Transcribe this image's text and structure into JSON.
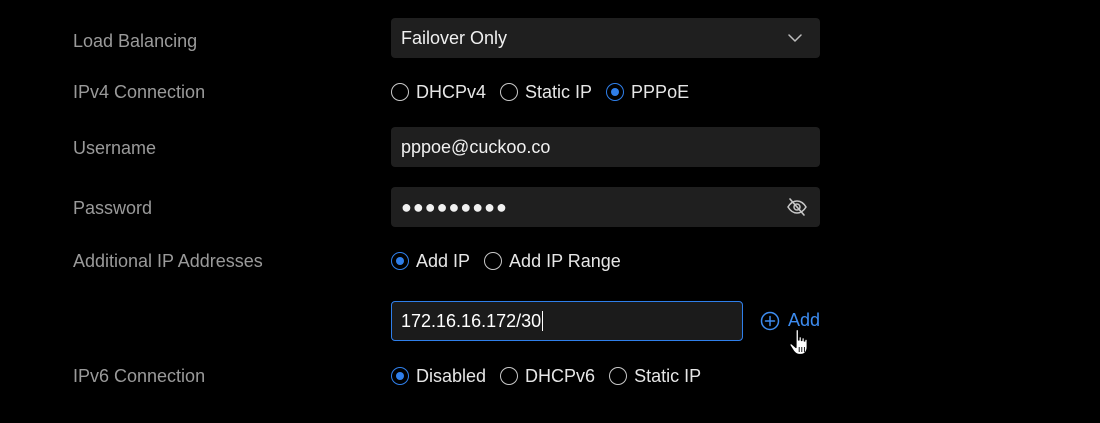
{
  "load_balancing": {
    "label": "Load Balancing",
    "selected": "Failover Only",
    "icon": "chevron-down-icon"
  },
  "ipv4": {
    "label": "IPv4 Connection",
    "options": [
      {
        "label": "DHCPv4",
        "selected": false
      },
      {
        "label": "Static IP",
        "selected": false
      },
      {
        "label": "PPPoE",
        "selected": true
      }
    ]
  },
  "username": {
    "label": "Username",
    "value": "pppoe@cuckoo.co"
  },
  "password": {
    "label": "Password",
    "value": "●●●●●●●●●",
    "icon": "eye-off-icon"
  },
  "additional_ip": {
    "label": "Additional IP Addresses",
    "options": [
      {
        "label": "Add IP",
        "selected": true
      },
      {
        "label": "Add IP Range",
        "selected": false
      }
    ],
    "input_value": "172.16.16.172/30",
    "add_label": "Add",
    "add_icon": "plus-circle-icon"
  },
  "ipv6": {
    "label": "IPv6 Connection",
    "options": [
      {
        "label": "Disabled",
        "selected": true
      },
      {
        "label": "DHCPv6",
        "selected": false
      },
      {
        "label": "Static IP",
        "selected": false
      }
    ]
  },
  "colors": {
    "accent": "#2f7fea",
    "field_bg": "#1f1f1f",
    "label_text": "#9a9a9a",
    "background": "#000000"
  }
}
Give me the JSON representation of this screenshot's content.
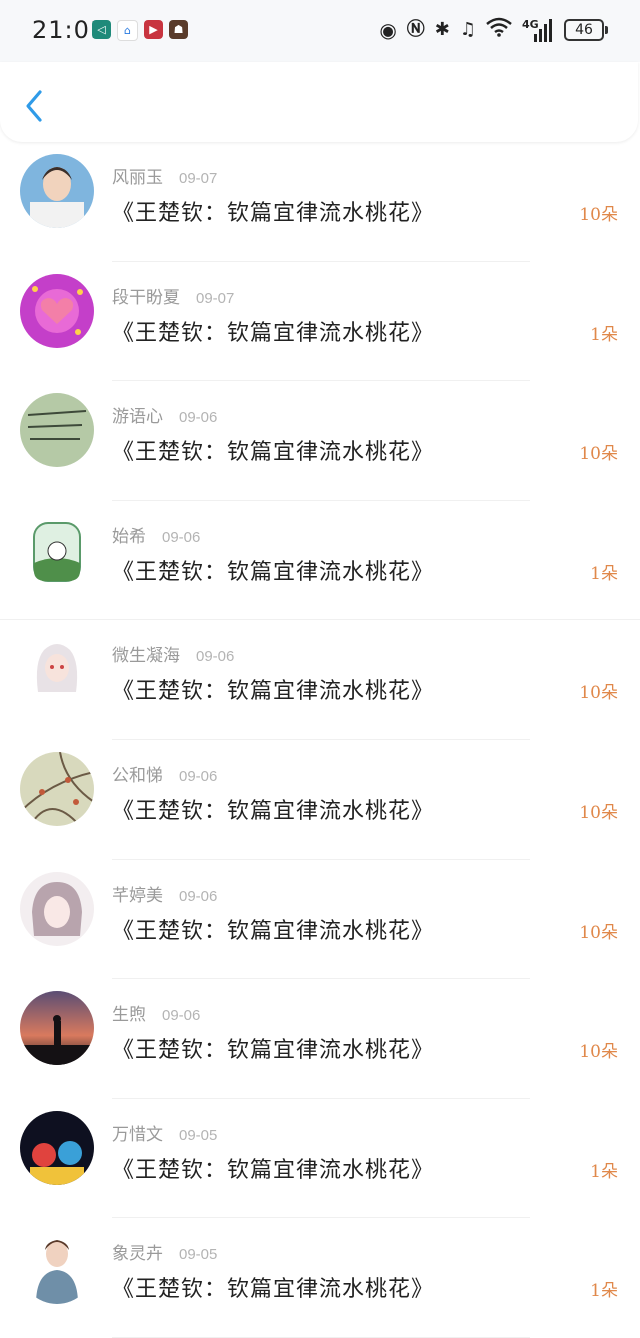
{
  "status_bar": {
    "time": "21:01",
    "battery": "46",
    "network": "4G"
  },
  "colors": {
    "accent_blue": "#2f9be8",
    "count_orange": "#e0884a"
  },
  "header": {
    "back_icon": "chevron-left-icon"
  },
  "items": [
    {
      "name": "风丽玉",
      "date": "09-07",
      "title": "《王楚钦：钦篇宜律流水桃花》",
      "count": "10朵"
    },
    {
      "name": "段干盼夏",
      "date": "09-07",
      "title": "《王楚钦：钦篇宜律流水桃花》",
      "count": "1朵"
    },
    {
      "name": "游语心",
      "date": "09-06",
      "title": "《王楚钦：钦篇宜律流水桃花》",
      "count": "10朵"
    },
    {
      "name": "始希",
      "date": "09-06",
      "title": "《王楚钦：钦篇宜律流水桃花》",
      "count": "1朵"
    },
    {
      "name": "微生凝海",
      "date": "09-06",
      "title": "《王楚钦：钦篇宜律流水桃花》",
      "count": "10朵"
    },
    {
      "name": "公和悌",
      "date": "09-06",
      "title": "《王楚钦：钦篇宜律流水桃花》",
      "count": "10朵"
    },
    {
      "name": "芊婷美",
      "date": "09-06",
      "title": "《王楚钦：钦篇宜律流水桃花》",
      "count": "10朵"
    },
    {
      "name": "生煦",
      "date": "09-06",
      "title": "《王楚钦：钦篇宜律流水桃花》",
      "count": "10朵"
    },
    {
      "name": "万惜文",
      "date": "09-05",
      "title": "《王楚钦：钦篇宜律流水桃花》",
      "count": "1朵"
    },
    {
      "name": "象灵卉",
      "date": "09-05",
      "title": "《王楚钦：钦篇宜律流水桃花》",
      "count": "1朵"
    }
  ]
}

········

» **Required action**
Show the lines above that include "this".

» **Written answer**
Transcribe this image's text and structure into JSON.
Give me the JSON representation of this screenshot's content.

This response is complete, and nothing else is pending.